Having once struggled to install a toilet, Lawry was among the most attentive at that morning’s Home Depot class. (”I had to really rock that toilet,” she told the instructor.) Florida Home Partnership requires the classes for all homeowners because, as Pfieffer says, “Home Depot will be their new best friend.”
By the time their houses are finished, Lawry and the others will know how to flush sediment from a water heater, install a drip irrigation system and, of course, how to replace a toilet flapper. Before moving in, each will get a “tool package” that includes hand tools, a ladder, broom, rake and shovel.
A drive through established sections of Bayou Pass Village shows that most of the 363 occupied homes are well maintained, with neatly mowed lawns and even professional-grade landscaping. There have been some foreclosures but the village doesn’t have the ravaged look of many hard-hit subdivisions in south Hillsborough.
“It’s not so easy to walk away from something that you put 600 hours of work into,” Pfeiffer said.
Florida Home Partnership is building Bayou Pass Village in five phases. It is now on Phase Four, on 80 acres it bought for $1.49 million from Regions Bank, which had foreclosed on a developer. When completed, the village will have 674 homes.
Pfeiffer, 62, a licensed general contractor, calls working with the homeowners “the most rewarding thing I’ve ever done.” He had been building homes for the city of Tampa’s Challenge Fund, a now-defunct affordable housing program, when he saw a newspaper ad seeking an executive director for a start-up organization called Florida Home Partnership.
That was 18 years ago and he has been with it ever since.
The partnership is among 100 nonprofit groups nationwide that get funding through the Department of Agriculture’s Rural Self-Help Housing Program, which has helped build 50,000 homes in rural areas of the United States in the past 50 years. But rural areas are fast disappearing in places like Tampa Bay. Pfeiffer predicts that Ruskin, home to a huge Amazon distribution center and scores of other new businesses, will have too many people to be considered rural by the time the 2020 census rolls around.

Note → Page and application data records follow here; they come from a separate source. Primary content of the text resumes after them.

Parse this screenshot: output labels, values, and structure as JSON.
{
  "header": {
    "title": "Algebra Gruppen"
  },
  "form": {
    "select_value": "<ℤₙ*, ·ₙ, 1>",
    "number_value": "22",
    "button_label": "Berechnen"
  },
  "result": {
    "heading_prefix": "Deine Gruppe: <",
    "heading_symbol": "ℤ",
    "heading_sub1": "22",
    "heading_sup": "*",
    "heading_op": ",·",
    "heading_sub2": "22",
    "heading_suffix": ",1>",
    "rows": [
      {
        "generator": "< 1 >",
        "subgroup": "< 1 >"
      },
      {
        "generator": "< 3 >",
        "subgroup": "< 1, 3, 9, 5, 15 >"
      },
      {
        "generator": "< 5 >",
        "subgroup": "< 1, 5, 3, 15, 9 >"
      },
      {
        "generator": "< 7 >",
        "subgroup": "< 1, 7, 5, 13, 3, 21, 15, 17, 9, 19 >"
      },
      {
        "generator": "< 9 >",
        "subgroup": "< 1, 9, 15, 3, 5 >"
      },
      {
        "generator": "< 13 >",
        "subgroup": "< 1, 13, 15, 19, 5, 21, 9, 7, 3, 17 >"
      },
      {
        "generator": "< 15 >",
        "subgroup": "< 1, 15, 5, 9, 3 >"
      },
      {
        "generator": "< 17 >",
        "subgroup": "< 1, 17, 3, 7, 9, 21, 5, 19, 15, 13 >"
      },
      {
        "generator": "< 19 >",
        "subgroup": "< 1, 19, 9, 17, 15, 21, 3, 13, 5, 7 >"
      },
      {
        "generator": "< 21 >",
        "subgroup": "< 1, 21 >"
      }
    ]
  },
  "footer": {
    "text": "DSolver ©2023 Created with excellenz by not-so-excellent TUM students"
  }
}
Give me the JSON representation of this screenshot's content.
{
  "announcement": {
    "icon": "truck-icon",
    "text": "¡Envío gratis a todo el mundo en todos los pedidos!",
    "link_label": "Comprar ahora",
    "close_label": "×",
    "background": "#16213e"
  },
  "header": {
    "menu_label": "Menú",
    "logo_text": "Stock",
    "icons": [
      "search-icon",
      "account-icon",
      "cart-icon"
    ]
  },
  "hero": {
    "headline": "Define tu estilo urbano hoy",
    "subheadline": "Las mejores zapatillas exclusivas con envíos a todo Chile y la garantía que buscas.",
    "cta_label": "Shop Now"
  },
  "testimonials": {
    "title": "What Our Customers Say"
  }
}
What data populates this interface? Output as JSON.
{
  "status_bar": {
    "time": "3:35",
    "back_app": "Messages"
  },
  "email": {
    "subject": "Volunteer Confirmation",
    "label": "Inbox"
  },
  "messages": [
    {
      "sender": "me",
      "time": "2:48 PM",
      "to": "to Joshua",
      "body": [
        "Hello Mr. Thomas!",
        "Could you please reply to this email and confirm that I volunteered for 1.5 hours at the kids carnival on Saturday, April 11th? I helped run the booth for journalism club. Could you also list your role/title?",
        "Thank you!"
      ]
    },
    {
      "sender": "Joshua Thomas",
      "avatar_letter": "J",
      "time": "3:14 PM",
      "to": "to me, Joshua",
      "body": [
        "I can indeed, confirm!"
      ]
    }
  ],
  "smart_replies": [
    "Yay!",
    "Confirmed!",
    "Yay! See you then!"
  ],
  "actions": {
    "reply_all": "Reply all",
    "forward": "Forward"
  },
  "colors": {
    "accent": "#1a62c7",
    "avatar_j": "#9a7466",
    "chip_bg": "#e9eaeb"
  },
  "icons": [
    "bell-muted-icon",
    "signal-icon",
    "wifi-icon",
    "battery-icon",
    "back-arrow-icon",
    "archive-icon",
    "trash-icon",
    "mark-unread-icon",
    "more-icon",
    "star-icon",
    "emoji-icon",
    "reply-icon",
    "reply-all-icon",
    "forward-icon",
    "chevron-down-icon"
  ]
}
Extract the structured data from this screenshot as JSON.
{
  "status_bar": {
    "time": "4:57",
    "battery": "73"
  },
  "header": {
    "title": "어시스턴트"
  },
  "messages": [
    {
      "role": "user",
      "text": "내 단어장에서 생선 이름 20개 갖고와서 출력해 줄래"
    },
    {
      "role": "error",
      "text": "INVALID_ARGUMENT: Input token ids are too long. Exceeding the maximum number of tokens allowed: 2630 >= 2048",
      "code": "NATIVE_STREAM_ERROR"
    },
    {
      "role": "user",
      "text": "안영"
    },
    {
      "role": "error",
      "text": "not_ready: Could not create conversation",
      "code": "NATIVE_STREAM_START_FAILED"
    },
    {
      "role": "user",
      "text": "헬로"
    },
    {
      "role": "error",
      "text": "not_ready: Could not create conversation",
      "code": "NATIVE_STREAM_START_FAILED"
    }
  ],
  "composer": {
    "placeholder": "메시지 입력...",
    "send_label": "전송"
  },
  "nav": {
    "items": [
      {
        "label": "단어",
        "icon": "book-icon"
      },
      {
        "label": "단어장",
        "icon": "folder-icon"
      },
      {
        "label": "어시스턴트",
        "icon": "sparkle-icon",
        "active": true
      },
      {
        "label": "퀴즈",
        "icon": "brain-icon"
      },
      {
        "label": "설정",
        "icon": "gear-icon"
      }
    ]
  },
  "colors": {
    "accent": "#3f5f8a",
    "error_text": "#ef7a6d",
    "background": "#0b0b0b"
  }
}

But that is years away. For now, Pfeiffer has plenty to keep him busy. Stopping by Denise Lawry’s place, he assures her that a problem with the kitchen cabinets will soon be fixed.
As he speaks, she gently runs her finger over the metal numbers 1-5-1-8 that will go over the front door.
The front door of her very own home.